A survey of 13 of the top 18 U.S. hospitals found that only 22 percent both maintained patient records electronically and allowed access to those records by non-psychiatric physicians.
That combination was associated with modestly reduced 14- and 30-day readmission rates of psychiatric patients compared to hospitals that did not share electronic psychiatric records, reported Adam Kaplin, M.D., Ph.D., an assistant professor of psychiatry at the Johns Hopkins University School of Medicine, and colleagues, in a study published online in the International Journal of Medical Informatics. “The big elephant in the room is the stigma," said Kaplin, in a statement.
Hospitals may keep psychiatric records hidden to “protect” patients’ confidentiality, but that may not help patients, especially when drugs prescribed for psychiatric disorders interact with other medications, he said. “We're hurting our patients by not giving their medical doctors the full picture of their health."
For more in Psychiatric News about how APA is joining with other physician groups to learn more about how doctors use electronic health records, click here.
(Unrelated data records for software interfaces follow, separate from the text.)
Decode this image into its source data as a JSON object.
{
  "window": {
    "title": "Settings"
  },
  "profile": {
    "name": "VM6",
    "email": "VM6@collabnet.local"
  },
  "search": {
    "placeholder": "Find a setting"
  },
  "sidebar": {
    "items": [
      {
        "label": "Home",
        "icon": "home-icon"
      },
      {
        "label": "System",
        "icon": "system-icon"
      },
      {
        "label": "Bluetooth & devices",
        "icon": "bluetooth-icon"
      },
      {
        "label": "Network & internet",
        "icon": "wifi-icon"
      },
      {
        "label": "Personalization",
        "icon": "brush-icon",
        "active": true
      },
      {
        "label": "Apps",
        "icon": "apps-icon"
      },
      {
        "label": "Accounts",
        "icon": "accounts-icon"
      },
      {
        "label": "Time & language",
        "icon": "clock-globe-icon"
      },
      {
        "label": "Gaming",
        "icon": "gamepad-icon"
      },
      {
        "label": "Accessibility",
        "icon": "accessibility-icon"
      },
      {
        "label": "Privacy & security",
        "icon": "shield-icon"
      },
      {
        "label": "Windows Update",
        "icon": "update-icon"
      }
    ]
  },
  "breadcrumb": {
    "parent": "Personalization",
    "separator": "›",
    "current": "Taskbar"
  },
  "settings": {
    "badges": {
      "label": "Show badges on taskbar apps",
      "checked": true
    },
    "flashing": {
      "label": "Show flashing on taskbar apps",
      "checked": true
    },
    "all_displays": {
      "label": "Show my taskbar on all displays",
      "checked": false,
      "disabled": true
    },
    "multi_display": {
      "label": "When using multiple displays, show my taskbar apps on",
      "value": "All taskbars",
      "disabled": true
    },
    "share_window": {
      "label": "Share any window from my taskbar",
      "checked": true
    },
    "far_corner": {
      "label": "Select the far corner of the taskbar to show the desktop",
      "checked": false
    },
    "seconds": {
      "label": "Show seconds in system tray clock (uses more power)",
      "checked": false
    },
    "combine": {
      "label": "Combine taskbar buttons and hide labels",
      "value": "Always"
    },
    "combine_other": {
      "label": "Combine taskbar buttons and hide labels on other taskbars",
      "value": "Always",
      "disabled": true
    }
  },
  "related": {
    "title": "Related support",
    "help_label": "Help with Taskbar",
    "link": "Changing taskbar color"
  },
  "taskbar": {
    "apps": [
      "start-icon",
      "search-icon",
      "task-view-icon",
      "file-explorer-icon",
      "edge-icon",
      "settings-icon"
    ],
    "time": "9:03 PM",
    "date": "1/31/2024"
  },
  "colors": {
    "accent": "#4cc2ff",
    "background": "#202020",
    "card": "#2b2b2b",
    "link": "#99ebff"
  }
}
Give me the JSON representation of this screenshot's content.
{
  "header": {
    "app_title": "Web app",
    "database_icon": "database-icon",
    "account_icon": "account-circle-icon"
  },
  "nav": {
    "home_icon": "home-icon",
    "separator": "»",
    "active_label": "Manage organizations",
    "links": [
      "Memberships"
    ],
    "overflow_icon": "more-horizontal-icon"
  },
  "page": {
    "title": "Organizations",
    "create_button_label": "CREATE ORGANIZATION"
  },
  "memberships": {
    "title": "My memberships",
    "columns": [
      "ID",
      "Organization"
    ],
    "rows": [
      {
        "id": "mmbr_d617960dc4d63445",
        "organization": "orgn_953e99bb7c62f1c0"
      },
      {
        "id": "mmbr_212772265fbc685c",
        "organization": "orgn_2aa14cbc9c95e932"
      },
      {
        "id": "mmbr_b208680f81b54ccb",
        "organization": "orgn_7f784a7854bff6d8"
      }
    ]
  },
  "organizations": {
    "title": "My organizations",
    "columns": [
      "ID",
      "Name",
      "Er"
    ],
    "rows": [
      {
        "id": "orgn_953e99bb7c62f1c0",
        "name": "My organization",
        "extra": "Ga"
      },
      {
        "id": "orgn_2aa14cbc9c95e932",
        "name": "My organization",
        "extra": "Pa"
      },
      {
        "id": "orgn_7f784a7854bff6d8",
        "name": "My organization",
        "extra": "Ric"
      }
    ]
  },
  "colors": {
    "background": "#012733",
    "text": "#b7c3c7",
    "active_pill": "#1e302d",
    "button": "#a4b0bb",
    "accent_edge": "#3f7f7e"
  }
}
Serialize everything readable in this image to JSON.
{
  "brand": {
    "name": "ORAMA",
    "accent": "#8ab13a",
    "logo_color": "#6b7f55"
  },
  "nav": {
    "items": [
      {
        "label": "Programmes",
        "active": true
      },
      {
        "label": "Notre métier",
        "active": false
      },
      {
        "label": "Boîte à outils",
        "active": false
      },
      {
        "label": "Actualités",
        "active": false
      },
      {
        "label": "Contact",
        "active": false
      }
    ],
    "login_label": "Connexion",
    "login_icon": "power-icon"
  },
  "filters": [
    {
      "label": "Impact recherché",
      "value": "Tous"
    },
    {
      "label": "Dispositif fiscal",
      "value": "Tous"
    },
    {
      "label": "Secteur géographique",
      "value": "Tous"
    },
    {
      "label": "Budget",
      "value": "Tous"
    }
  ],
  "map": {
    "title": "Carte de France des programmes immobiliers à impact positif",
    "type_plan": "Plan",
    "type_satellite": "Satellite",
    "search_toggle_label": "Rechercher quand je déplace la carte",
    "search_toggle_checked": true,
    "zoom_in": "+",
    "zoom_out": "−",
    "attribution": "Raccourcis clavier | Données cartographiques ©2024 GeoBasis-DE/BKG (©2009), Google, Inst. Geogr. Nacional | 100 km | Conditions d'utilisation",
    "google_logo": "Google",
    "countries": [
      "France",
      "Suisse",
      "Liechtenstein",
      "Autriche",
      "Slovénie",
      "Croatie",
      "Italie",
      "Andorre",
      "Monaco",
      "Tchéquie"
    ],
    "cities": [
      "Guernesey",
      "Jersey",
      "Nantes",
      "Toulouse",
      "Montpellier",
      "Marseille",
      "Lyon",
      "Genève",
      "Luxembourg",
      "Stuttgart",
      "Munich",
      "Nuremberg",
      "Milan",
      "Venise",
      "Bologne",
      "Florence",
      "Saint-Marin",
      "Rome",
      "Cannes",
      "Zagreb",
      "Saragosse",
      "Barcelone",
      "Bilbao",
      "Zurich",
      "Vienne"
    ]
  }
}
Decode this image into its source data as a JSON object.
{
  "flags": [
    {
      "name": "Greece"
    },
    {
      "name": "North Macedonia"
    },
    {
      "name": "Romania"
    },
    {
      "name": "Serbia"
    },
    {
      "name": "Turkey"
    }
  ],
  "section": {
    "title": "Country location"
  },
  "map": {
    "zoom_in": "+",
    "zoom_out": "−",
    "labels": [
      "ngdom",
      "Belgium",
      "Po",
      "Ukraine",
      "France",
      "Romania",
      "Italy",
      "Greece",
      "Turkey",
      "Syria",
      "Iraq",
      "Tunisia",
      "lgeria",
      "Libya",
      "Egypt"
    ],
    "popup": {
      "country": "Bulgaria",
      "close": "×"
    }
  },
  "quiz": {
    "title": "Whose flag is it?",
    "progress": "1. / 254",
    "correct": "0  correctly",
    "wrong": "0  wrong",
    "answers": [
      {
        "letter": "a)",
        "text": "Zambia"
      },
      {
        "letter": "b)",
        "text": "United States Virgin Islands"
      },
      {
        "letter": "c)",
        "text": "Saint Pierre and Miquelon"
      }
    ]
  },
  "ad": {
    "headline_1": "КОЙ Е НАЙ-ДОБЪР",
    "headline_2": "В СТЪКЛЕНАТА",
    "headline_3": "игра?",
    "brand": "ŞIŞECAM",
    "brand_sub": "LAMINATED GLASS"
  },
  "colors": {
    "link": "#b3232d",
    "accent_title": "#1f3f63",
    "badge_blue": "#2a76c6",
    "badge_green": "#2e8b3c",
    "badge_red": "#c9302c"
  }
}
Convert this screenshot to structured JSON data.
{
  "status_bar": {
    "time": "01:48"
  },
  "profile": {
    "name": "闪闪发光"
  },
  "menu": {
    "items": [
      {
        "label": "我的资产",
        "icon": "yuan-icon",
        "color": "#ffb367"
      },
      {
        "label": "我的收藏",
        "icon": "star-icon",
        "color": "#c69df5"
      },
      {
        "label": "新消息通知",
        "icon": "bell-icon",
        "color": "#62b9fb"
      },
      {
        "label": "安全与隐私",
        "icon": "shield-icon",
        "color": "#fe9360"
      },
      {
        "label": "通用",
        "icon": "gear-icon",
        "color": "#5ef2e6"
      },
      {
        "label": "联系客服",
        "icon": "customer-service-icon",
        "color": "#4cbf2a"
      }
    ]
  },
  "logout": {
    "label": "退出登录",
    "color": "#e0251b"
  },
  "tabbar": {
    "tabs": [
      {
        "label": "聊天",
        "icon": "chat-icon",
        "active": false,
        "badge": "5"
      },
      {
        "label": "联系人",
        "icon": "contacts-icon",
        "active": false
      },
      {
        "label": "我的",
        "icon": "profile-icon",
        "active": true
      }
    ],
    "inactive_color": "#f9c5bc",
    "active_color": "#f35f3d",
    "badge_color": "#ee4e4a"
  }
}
APA's official position statement on electronic health records can be found here.